A great example of proactive customer support is when you have a package that's arriving late from Amazon, and they tell you in advance that it's going to be late. Before you even ring them up to ask, “where's my package?” you've already been told it's going to be late.
Actions like this save Amazon millions of dollars on support tickets because they're being proactive. They've collected enough data to know when they need to tell their customers about it.
Why you should focus on segmentation and personalization
Like most marketing tools, segmentation and personalization is very important.

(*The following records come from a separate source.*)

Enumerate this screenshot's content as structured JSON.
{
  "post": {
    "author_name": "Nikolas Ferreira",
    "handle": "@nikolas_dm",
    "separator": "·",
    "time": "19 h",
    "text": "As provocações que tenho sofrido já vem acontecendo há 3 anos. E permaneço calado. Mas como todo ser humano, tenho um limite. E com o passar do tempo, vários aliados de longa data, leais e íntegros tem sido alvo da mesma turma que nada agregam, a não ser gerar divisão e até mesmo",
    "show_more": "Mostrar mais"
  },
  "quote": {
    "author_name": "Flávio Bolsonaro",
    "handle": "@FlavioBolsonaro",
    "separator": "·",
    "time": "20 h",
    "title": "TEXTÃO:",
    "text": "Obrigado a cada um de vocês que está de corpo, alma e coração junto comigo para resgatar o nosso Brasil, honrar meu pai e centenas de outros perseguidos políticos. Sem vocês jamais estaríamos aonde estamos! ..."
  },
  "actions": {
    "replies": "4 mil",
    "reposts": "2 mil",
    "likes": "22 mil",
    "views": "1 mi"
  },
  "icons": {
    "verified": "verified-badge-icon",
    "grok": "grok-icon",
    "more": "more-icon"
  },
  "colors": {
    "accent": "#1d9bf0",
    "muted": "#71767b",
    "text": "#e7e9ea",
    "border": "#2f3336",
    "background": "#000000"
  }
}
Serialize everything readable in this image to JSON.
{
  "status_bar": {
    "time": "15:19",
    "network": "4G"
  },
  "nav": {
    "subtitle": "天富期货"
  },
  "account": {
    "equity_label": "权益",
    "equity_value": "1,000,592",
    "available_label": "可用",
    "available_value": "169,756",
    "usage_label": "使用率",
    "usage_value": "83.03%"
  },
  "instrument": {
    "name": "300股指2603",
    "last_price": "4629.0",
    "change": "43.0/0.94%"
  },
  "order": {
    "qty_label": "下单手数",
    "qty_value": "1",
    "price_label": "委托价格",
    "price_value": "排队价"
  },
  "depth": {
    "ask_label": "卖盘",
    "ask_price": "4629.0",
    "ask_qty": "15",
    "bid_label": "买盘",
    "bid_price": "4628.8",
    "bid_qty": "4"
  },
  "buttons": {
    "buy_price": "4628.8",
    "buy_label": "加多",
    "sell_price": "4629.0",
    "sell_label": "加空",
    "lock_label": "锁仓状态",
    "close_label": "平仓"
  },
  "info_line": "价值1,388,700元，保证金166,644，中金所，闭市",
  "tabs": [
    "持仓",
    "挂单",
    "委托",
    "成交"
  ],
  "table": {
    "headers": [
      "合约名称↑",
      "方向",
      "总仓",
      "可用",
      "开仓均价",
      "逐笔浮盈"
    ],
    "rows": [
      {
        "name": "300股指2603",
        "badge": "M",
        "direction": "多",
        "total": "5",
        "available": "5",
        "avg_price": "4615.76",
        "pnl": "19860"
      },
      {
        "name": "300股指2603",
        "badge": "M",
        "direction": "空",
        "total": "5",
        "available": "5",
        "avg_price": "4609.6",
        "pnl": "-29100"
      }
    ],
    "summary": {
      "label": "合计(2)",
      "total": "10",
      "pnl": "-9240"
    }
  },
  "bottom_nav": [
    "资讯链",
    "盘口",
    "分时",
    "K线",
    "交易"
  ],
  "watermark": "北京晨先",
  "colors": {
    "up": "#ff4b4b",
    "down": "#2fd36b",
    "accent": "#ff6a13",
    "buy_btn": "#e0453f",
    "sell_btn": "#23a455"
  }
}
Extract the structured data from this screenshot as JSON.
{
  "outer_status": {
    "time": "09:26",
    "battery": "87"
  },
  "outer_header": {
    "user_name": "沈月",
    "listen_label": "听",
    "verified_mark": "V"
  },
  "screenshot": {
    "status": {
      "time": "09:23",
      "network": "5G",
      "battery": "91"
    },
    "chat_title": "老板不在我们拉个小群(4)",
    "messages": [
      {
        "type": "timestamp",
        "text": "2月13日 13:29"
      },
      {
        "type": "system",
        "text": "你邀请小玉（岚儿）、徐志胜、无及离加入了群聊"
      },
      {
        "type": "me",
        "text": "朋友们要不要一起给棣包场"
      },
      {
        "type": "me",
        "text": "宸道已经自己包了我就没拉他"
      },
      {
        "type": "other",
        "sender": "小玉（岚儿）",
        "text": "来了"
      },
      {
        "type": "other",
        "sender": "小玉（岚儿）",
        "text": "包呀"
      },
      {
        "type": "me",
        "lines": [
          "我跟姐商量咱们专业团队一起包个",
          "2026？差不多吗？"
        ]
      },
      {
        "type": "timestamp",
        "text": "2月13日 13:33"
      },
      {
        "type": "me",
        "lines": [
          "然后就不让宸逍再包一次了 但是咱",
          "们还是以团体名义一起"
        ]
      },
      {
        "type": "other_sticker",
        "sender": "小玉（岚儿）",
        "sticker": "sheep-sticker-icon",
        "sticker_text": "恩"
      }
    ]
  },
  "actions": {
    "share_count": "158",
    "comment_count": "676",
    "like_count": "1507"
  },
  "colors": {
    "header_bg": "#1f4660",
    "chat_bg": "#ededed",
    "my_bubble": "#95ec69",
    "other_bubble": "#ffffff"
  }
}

You need to be thorough about which content is shown to whom and at what stage.
For example, new users of Zoom receive tip usage emails that also link to a quick 1-minute video teaching them how to use a certain feature of the product.
Creating and storing separate content for different customers and their different needs comes in handy while trying to enhance their learning experiences.
Try to collect more data and information about the interest of your users in order to personalize their learning experience and teach them efficiently.
Best tips for creating educational content
Video content is one of the best ways to teach your customers about your products and services. At the same time, it can be a high-risk game because of its relatively difficult process to undo an update once recorded.
Here are the 5 tips that'll help you develop your self-educational video content in the best possible way:
When it comes to creating help content for your self-education tools, be sure to document the process.
Initially you may be very confident about handling it all, but as the company evolves, you really need to write everything down. It needs to be detailed too, so the next person who comes in knows how it’s done and doesn't make the same mistakes you did.
Documentation not only helps you improve your processes over time, but it also helps in keeping your content consistent. And that's very important when it comes to self-education tools.
Analyze the stats and measure the success of your content. It's very easy to fall into the vanity metric game where you're counting views or even completion rate. But instead, you should focus on measuring the behavioral change you can correlate to users who watch your course.
Study the statistics and improve your content, based on how customers have reacted.
3. Up-to-date content
If you really intend to keep your system valuable, keeping the content up-to-date is key. You cannot expect your customers to be interested in your products and services with the help of the same old-school tactics.
Remember, you have high competition and if you're not doing your best then someone else will. Software is changing and getting more complex, so you need to be agile in order to survive the race. Hence, keeping content up-to-date is super important, especially the self-education videos.
Accessibility is what differentiates you from your competitors. If a software is not going to be accessible to all users, then there's no point in developing it in the first place. Content needs to be accessible as well. You can't possibly use a machine if it doesn't come along with instructions and manuals. Think of your self-service education tools as part of your software package. Only then you'll be able to provide complete customer satisfaction.
Given that you provide your customers with the best quality products and services, they can be your biggest unpaid-marketing team. No matter if they had a good or bad experience with your product, they are going to talk about it. So to make sure the marketing is positive, provide users with customer education that is delightful.
When it comes down to self-service tools, you have to think about it as a place where users want to become experts as well. HubSpot Academy gives users a place to learn about the product, but it’s also somewhere where they can enhance their career as well.
If you think about these tools as something to serve someone, both when they are having problems, along with when they are happy, then you can build much happier, more delighted customer bases.